# Task brief:
Go over the lines below, and when one contains the word "JSON", copy it.

Exercise inputs below:

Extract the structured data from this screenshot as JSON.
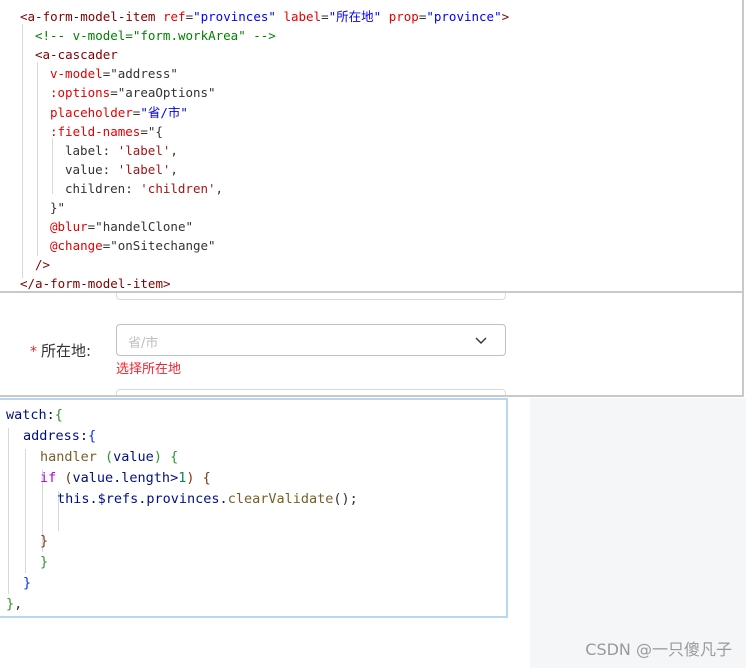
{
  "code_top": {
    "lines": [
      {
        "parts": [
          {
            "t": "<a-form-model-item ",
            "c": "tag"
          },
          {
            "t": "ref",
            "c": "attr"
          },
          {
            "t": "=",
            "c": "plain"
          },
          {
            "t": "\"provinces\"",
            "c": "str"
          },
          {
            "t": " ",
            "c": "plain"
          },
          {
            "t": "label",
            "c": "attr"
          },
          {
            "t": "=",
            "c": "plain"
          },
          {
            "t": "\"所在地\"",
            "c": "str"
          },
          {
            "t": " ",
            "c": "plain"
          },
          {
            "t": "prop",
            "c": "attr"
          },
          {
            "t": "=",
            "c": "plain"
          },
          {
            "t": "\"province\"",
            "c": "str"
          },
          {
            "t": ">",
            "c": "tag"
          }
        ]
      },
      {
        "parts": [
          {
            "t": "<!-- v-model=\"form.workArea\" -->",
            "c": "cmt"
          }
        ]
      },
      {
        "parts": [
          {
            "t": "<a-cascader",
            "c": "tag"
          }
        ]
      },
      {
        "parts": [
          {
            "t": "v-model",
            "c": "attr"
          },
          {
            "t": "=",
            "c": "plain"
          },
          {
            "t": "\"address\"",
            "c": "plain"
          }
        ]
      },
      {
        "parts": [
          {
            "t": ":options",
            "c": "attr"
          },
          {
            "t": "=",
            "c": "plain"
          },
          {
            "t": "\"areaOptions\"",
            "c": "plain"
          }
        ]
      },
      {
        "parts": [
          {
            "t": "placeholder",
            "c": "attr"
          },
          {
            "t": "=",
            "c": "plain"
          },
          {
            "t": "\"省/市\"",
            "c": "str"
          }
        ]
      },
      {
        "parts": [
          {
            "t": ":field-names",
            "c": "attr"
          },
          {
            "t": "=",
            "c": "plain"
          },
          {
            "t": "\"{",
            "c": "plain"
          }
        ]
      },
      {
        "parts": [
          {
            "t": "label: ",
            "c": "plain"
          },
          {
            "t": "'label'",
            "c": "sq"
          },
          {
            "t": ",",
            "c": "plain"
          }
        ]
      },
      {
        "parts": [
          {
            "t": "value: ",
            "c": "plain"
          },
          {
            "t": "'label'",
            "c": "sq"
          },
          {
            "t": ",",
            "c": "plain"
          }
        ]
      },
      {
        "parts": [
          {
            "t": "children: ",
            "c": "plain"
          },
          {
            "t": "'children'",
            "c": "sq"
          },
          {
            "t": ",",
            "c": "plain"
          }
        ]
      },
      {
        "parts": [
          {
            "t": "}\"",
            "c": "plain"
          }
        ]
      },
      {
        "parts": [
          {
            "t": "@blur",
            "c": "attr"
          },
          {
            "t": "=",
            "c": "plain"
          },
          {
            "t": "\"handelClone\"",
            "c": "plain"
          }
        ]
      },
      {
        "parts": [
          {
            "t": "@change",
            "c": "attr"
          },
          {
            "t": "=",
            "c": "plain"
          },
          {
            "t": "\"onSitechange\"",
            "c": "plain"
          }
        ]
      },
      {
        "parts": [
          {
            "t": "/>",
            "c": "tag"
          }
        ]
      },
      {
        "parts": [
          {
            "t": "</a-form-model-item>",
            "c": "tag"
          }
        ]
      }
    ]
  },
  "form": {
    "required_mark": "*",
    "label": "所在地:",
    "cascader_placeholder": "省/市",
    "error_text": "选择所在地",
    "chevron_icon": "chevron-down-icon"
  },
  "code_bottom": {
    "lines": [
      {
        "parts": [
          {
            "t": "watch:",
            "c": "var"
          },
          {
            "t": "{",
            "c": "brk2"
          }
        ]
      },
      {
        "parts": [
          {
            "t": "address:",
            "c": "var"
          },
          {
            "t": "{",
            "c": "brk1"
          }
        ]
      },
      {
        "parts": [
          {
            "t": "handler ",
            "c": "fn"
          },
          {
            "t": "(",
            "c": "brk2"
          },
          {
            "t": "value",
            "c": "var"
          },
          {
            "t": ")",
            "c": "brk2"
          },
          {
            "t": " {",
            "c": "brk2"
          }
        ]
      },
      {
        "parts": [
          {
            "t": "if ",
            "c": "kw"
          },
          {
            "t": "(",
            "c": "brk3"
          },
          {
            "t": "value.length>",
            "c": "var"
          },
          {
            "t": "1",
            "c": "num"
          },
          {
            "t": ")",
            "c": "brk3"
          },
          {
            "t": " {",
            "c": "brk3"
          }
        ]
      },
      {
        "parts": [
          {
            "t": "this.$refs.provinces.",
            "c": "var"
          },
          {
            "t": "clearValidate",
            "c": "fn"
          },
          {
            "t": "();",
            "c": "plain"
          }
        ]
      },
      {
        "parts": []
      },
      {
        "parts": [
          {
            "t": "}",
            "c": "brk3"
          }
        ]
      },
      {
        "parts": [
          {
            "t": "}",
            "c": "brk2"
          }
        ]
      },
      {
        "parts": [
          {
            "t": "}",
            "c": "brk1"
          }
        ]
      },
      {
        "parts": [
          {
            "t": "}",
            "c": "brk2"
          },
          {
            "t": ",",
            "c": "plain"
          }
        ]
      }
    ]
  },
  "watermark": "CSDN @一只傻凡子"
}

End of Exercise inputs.
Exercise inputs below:

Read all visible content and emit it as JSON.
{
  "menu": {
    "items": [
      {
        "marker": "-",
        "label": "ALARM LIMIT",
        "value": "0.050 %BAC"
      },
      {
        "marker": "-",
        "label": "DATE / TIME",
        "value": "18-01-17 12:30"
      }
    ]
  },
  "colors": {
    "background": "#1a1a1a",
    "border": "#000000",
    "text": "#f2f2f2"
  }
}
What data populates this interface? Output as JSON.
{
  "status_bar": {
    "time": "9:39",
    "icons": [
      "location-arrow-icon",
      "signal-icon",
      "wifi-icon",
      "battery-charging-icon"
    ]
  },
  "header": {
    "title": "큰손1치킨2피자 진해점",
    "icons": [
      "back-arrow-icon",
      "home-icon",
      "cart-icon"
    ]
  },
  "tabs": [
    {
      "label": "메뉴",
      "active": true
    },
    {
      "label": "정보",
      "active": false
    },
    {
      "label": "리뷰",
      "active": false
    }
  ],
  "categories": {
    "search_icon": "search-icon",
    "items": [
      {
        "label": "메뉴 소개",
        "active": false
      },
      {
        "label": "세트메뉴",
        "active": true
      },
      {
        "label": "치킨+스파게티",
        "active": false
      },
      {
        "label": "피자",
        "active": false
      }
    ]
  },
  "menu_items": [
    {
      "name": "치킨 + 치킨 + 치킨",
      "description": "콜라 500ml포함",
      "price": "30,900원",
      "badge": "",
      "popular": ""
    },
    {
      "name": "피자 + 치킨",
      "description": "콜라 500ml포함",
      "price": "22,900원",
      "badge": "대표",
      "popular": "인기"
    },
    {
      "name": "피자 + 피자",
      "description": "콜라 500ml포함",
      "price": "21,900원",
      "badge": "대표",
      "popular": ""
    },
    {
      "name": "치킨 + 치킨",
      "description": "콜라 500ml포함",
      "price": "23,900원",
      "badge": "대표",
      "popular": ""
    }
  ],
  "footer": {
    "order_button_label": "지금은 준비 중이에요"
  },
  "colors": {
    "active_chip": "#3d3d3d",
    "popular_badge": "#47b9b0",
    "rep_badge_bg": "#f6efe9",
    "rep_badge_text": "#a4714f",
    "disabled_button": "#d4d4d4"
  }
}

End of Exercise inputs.

# Problem solution:
Extract the structured data from this screenshot as JSON.
Read all visible content and emit it as JSON.
What data populates this interface? Output as JSON.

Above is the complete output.